(TASK OBJECTIVE): Reproduce all entries verbatim, with nothing added or dropped.

START RECORDS SUPPLIED

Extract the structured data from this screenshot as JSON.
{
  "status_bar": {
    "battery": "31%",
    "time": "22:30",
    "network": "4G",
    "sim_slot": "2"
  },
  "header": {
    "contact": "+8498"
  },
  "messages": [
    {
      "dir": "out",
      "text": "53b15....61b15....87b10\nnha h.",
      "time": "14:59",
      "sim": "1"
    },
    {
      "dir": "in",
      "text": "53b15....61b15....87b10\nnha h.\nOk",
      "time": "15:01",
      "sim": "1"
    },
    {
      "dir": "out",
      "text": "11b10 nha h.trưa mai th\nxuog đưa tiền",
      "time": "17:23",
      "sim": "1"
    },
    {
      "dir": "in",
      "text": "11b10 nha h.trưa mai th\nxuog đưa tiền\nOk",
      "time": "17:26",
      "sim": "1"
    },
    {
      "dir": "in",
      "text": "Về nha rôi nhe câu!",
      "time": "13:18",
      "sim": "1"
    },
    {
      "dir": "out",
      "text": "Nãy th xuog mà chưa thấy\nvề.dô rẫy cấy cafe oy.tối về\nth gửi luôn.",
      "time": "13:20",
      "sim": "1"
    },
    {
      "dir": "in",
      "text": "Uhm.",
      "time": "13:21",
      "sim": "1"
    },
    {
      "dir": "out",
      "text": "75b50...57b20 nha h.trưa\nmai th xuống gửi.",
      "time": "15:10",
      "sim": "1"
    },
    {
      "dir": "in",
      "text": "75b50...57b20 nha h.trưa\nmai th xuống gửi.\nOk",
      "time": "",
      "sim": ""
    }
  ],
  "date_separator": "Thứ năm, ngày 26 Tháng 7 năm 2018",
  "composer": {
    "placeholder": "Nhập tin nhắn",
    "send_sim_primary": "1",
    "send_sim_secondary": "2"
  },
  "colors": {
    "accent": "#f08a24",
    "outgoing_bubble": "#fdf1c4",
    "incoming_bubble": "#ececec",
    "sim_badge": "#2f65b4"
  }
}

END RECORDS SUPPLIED

(ANSWER AREA):
Extract the structured data from this screenshot as JSON.
{
  "status_bar": {
    "battery": "31%",
    "time": "22:30",
    "network": "4G",
    "sim_slot": "2"
  },
  "header": {
    "contact": "+8498"
  },
  "messages": [
    {
      "dir": "out",
      "text": "53b15....61b15....87b10\nnha h.",
      "time": "14:59",
      "sim": "1"
    },
    {
      "dir": "in",
      "text": "53b15....61b15....87b10\nnha h.\nOk",
      "time": "15:01",
      "sim": "1"
    },
    {
      "dir": "out",
      "text": "11b10 nha h.trưa mai th\nxuog đưa tiền",
      "time": "17:23",
      "sim": "1"
    },
    {
      "dir": "in",
      "text": "11b10 nha h.trưa mai th\nxuog đưa tiền\nOk",
      "time": "17:26",
      "sim": "1"
    },
    {
      "dir": "in",
      "text": "Về nha rôi nhe câu!",
      "time": "13:18",
      "sim": "1"
    },
    {
      "dir": "out",
      "text": "Nãy th xuog mà chưa thấy\nvề.dô rẫy cấy cafe oy.tối về\nth gửi luôn.",
      "time": "13:20",
      "sim": "1"
    },
    {
      "dir": "in",
      "text": "Uhm.",
      "time": "13:21",
      "sim": "1"
    },
    {
      "dir": "out",
      "text": "75b50...57b20 nha h.trưa\nmai th xuống gửi.",
      "time": "15:10",
      "sim": "1"
    },
    {
      "dir": "in",
      "text": "75b50...57b20 nha h.trưa\nmai th xuống gửi.\nOk",
      "time": "",
      "sim": ""
    }
  ],
  "date_separator": "Thứ năm, ngày 26 Tháng 7 năm 2018",
  "composer": {
    "placeholder": "Nhập tin nhắn",
    "send_sim_primary": "1",
    "send_sim_secondary": "2"
  },
  "colors": {
    "accent": "#f08a24",
    "outgoing_bubble": "#fdf1c4",
    "incoming_bubble": "#ececec",
    "sim_badge": "#2f65b4"
  }
}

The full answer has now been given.